Clare Belfrage: Rhythms of Necessity

Art + Book Extract


Every year the SALA (South Australian Living Artists) Festival honours a South Australian artist with a monograph on their work. In 2018 glass artist Clare Belfrage was in the spotlight. The JamFactory Icon 2018 touring show, Clare Belfrage: A Measure of Time, is at its final destination, Bega Valley Regional Gallery, until 16 January 2021.

For more than 25 years, Belfrage has contributed to the studio glass field as both an artist and an educator. In the extract from the SALA monograph, Clare Belfrage: Rhythms of Necessity, reproduced with permission below, Kay Lawrence and Sera Waters discuss Belfrage’s nuanced approach to the medium of glass.

Past the pretty and shiny surface of glass
by Kay Lawrence and Sera Waters

As an Australian glass artist working within the international network of studio glass, Belfrage has found her style by integrating glass approaches from across the globe. The Venetian traditions of glass have been influential to her practice, especially the numerous opportunities to see the Venetian master Tagliapietra at work. While the formal language of Venetian glass, renowned for its flamboyant colour, scale and remarkable finish, has sometimes attracted criticism for ‘showing off and [a] tendency to overstatement’, (1) Belfrage integrates similar colours, cane work and patterns, but to very different effect and affect. Writing of Belfrage’s vessels, curator Tina Oldknow claims they ‘exploit the beauty of glass, but not in the usual big and shiny way: these works are subtle, their surfaces complex but not overly complicated’. (2)

Part of what sets Belfrage’s glass art apart is that her surfaces are worked to be neither shiny nor reflective but to offer alternative ways of perceiving this familiar materiality.

Contemporary life is accustomed, and indeed indebted, to the clear, functional and reflective properties of glass. According to Sue Rowley, our complex symbolic, cultural and historic perceptions of glass are especially informed by the scientific developments by which glass has given clarity and insight into previously unseen worlds. (3) In contemporary life glass is regularly put to use reflecting us back to ourselves. Yet what does it mean when a clear reflection is denied? While Belfrage harnesses the luminosity, translucency and refractive qualities of glass, she deliberately negates the reflective surface of her vessels using abrasives.
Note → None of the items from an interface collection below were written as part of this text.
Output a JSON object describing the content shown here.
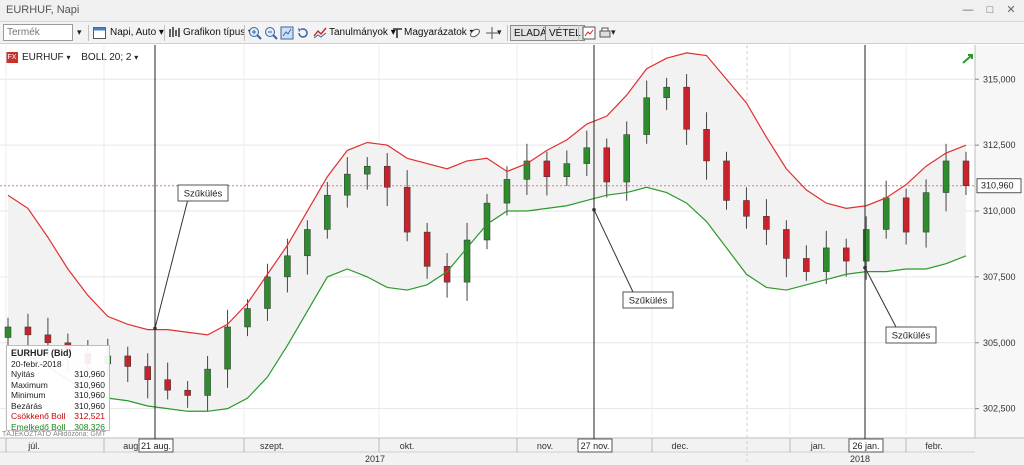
{
  "window": {
    "title": "EURHUF, Napi"
  },
  "toolbar": {
    "search_placeholder": "Termék",
    "period": "Napi, Auto",
    "chart_type": "Grafikon típus",
    "studies": "Tanulmányok",
    "annotations": "Magyarázatok",
    "sell": "ELADÁS",
    "buy": "VÉTEL"
  },
  "chart_header": {
    "symbol": "EURHUF",
    "indicator": "BOLL 20; 2"
  },
  "colors": {
    "upper_band": "#e03030",
    "lower_band": "#2a9a2a",
    "candle_up": "#2e8b2e",
    "candle_down": "#c8232c",
    "band_fill": "#f2f2f2"
  },
  "price_axis": {
    "ticks": [
      "315,000",
      "312,500",
      "310,000",
      "307,500",
      "305,000",
      "302,500"
    ],
    "current_price": "310,960"
  },
  "time_axis": {
    "months": [
      "júl.",
      "aug.",
      "szept.",
      "okt.",
      "nov.",
      "dec.",
      "jan.",
      "febr."
    ],
    "years": [
      "2017",
      "2018"
    ],
    "crosshair_dates": [
      "21 aug.",
      "27 nov.",
      "26 jan."
    ]
  },
  "annotations": [
    {
      "text": "Szűkülés"
    },
    {
      "text": "Szűkülés"
    },
    {
      "text": "Szűkülés"
    }
  ],
  "infobox": {
    "title": "EURHUF (Bid)",
    "date": "20-febr.-2018",
    "rows": [
      {
        "label": "Nyitás",
        "value": "310,960"
      },
      {
        "label": "Maximum",
        "value": "310,960"
      },
      {
        "label": "Minimum",
        "value": "310,960"
      },
      {
        "label": "Bezárás",
        "value": "310,960"
      }
    ],
    "upper_label": "Csökkenő Boll",
    "upper_value": "312,521",
    "lower_label": "Emelkedő Boll",
    "lower_value": "308,326"
  },
  "footer_note": "TÁJÉKOZTATÓ ÁR",
  "footer_tz": "időzóna: GMT",
  "chart_data": {
    "type": "candlestick",
    "title": "",
    "y_range": [
      301.5,
      316.3
    ],
    "x": [
      "jul-10",
      "jul-14",
      "jul-19",
      "jul-24",
      "jul-28",
      "aug-02",
      "aug-07",
      "aug-11",
      "aug-16",
      "aug-21",
      "aug-25",
      "aug-30",
      "sep-04",
      "sep-08",
      "sep-13",
      "sep-18",
      "sep-22",
      "sep-27",
      "oct-02",
      "oct-06",
      "oct-11",
      "oct-16",
      "oct-20",
      "oct-25",
      "oct-30",
      "nov-03",
      "nov-08",
      "nov-13",
      "nov-17",
      "nov-22",
      "nov-27",
      "dec-01",
      "dec-06",
      "dec-11",
      "dec-15",
      "dec-20",
      "dec-25",
      "dec-29",
      "jan-03",
      "jan-08",
      "jan-12",
      "jan-17",
      "jan-22",
      "jan-26",
      "jan-31",
      "feb-05",
      "feb-09",
      "feb-14",
      "feb-20"
    ],
    "close": [
      305.6,
      305.3,
      305.0,
      304.6,
      304.2,
      304.5,
      304.1,
      303.6,
      303.2,
      303.0,
      304.0,
      305.6,
      306.3,
      307.5,
      308.3,
      309.3,
      310.6,
      311.4,
      311.7,
      310.9,
      309.2,
      307.9,
      307.3,
      308.9,
      310.3,
      311.2,
      311.9,
      311.3,
      311.8,
      312.4,
      311.1,
      312.9,
      314.3,
      314.7,
      313.1,
      311.9,
      310.4,
      309.8,
      309.3,
      308.2,
      307.7,
      308.6,
      308.1,
      309.3,
      310.5,
      309.2,
      310.7,
      311.9,
      310.96
    ],
    "upper_band": [
      310.6,
      310.1,
      309.0,
      307.8,
      306.8,
      306.0,
      305.7,
      305.5,
      305.5,
      305.4,
      305.3,
      305.7,
      306.5,
      307.6,
      308.7,
      310.0,
      311.3,
      312.3,
      312.6,
      312.5,
      312.0,
      311.8,
      311.6,
      311.9,
      312.0,
      311.5,
      311.8,
      312.3,
      312.7,
      313.3,
      313.6,
      314.4,
      315.4,
      315.8,
      316.0,
      315.9,
      315.0,
      314.1,
      312.8,
      311.6,
      310.8,
      310.3,
      310.1,
      310.2,
      310.5,
      311.0,
      311.7,
      312.2,
      312.5
    ],
    "lower_band": [
      304.4,
      304.5,
      304.1,
      303.6,
      303.1,
      302.9,
      302.8,
      302.6,
      302.5,
      302.4,
      302.4,
      302.5,
      302.9,
      303.7,
      304.9,
      306.2,
      307.5,
      307.8,
      307.5,
      307.1,
      307.0,
      307.2,
      307.7,
      308.6,
      309.5,
      310.0,
      310.0,
      310.1,
      310.2,
      310.4,
      310.6,
      310.7,
      310.9,
      310.7,
      310.3,
      309.6,
      308.6,
      307.6,
      307.1,
      307.0,
      307.2,
      307.4,
      307.6,
      307.7,
      307.7,
      307.8,
      307.8,
      308.0,
      308.3
    ]
  }
}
In fact, she feels it is her ‘job to take you past [the pretty and shiny surface] that we know about glass’. Non-reflective glass art brings emotive and ambiguous ways of experiencing to the fore. As she explains: ‘I generally work in layers and I want you to see into the piece … or the elements’. Noticing rhythmic lines, layers and energies, she says, ‘[as in nature] makes me feel small and insignificant and good … and releases you somehow’. (4) Fixing natural rhythms in time, halted in the solidity of glass, carries greater meaning when some of these rhythms are under ecological threat, have been radically disrupted due to settler colonisation, or are silenced and concealed by human-made rhythms. Belfrage’s glass objects encourage us to see beyond the shiny reflection of ourselves.

Clare Belfrage: Rhythms of Necessity is published by Wakefield Press.

This article was first published in July 2018.

JamFactory Icon 2018: Clare Belfrage: A Measure of Time 
Bega Valley Regional Gallery
16 November – 16 January 2021


1.  Peter Tysoe quoted in Ioannou, Australian Studio Glass, p. 30.

2.  In this quote Tina Oldknow was also referring to Kait Rhoad’s Black Widow, alongside Clare Belfrage’s Leaf Circuitry GroupNew Glass Review, 30, Corning Museum of Glass, New York, 2009, p. 73.

3.  Sue Rowley in Ioannou, Australian Studio Glass, p. 56.

4.  Clare Belfrage, artist talk at her exhibition A Natural Way at the David Roche Foundation Museum, Adelaide, 3 August 2017.